● EXERCISE DESCRIPTION:
Copy each line of the listing below exactly and drop the images.

● RECORDED DATA:
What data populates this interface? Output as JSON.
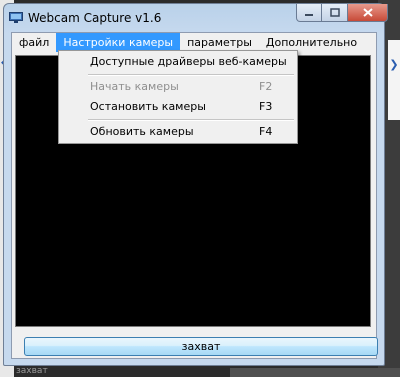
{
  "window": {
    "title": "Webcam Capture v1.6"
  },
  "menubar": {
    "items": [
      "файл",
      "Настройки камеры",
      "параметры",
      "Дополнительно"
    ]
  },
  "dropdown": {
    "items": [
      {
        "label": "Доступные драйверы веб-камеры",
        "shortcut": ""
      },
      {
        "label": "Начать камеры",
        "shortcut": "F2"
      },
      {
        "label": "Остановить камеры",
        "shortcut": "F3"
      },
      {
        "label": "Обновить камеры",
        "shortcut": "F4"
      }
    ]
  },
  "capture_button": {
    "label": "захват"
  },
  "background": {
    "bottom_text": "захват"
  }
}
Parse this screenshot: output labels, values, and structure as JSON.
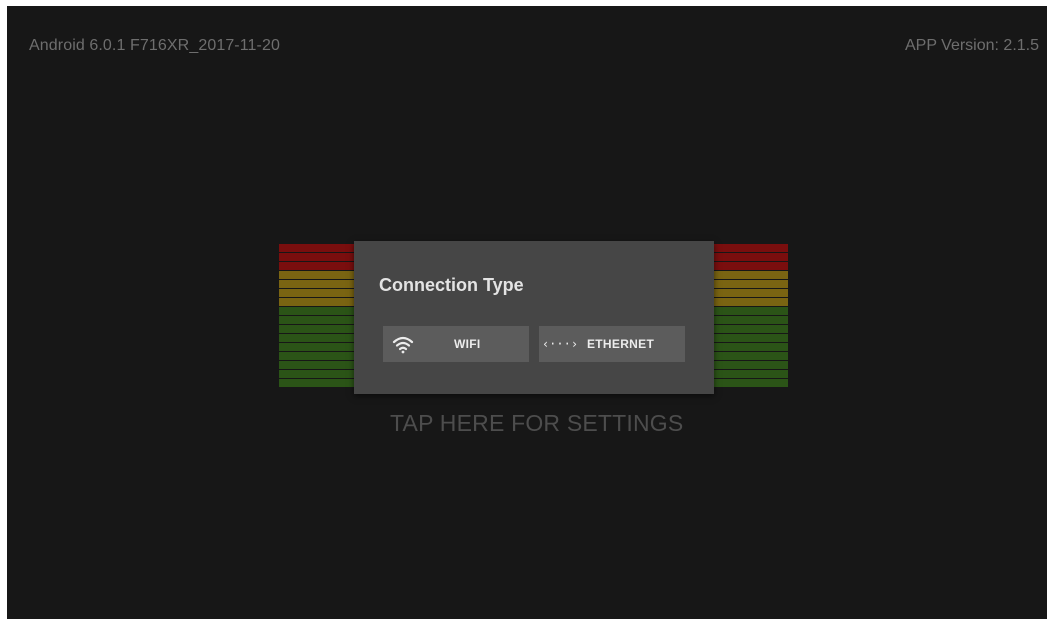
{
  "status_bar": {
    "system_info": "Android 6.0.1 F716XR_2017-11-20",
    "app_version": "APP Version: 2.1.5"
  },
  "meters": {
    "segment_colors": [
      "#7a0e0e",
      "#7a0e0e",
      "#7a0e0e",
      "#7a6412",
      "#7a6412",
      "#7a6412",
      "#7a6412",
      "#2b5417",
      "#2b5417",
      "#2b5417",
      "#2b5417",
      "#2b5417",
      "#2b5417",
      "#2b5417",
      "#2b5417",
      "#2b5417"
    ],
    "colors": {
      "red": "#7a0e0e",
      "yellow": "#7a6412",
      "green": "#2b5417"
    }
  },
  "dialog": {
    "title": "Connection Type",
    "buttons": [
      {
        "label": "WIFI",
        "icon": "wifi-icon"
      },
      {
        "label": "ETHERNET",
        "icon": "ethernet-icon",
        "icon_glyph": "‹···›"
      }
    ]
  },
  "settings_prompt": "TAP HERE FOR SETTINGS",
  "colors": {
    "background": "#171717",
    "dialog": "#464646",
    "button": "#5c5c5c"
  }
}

● TASK RESULT:
What data populates this interface? Output as JSON.
{
  "window": {
    "title": "Webcam Capture v1.6"
  },
  "menubar": {
    "items": [
      "файл",
      "Настройки камеры",
      "параметры",
      "Дополнительно"
    ]
  },
  "dropdown": {
    "items": [
      {
        "label": "Доступные драйверы веб-камеры",
        "shortcut": ""
      },
      {
        "label": "Начать камеры",
        "shortcut": "F2"
      },
      {
        "label": "Остановить камеры",
        "shortcut": "F3"
      },
      {
        "label": "Обновить камеры",
        "shortcut": "F4"
      }
    ]
  },
  "capture_button": {
    "label": "захват"
  },
  "background": {
    "bottom_text": "захват"
  }
}
Parse this screenshot: output labels, values, and structure as JSON.
{
  "status_bar": {
    "system_info": "Android 6.0.1 F716XR_2017-11-20",
    "app_version": "APP Version: 2.1.5"
  },
  "meters": {
    "segment_colors": [
      "#7a0e0e",
      "#7a0e0e",
      "#7a0e0e",
      "#7a6412",
      "#7a6412",
      "#7a6412",
      "#7a6412",
      "#2b5417",
      "#2b5417",
      "#2b5417",
      "#2b5417",
      "#2b5417",
      "#2b5417",
      "#2b5417",
      "#2b5417",
      "#2b5417"
    ],
    "colors": {
      "red": "#7a0e0e",
      "yellow": "#7a6412",
      "green": "#2b5417"
    }
  },
  "dialog": {
    "title": "Connection Type",
    "buttons": [
      {
        "label": "WIFI",
        "icon": "wifi-icon"
      },
      {
        "label": "ETHERNET",
        "icon": "ethernet-icon",
        "icon_glyph": "‹···›"
      }
    ]
  },
  "settings_prompt": "TAP HERE FOR SETTINGS",
  "colors": {
    "background": "#171717",
    "dialog": "#464646",
    "button": "#5c5c5c"
  }
}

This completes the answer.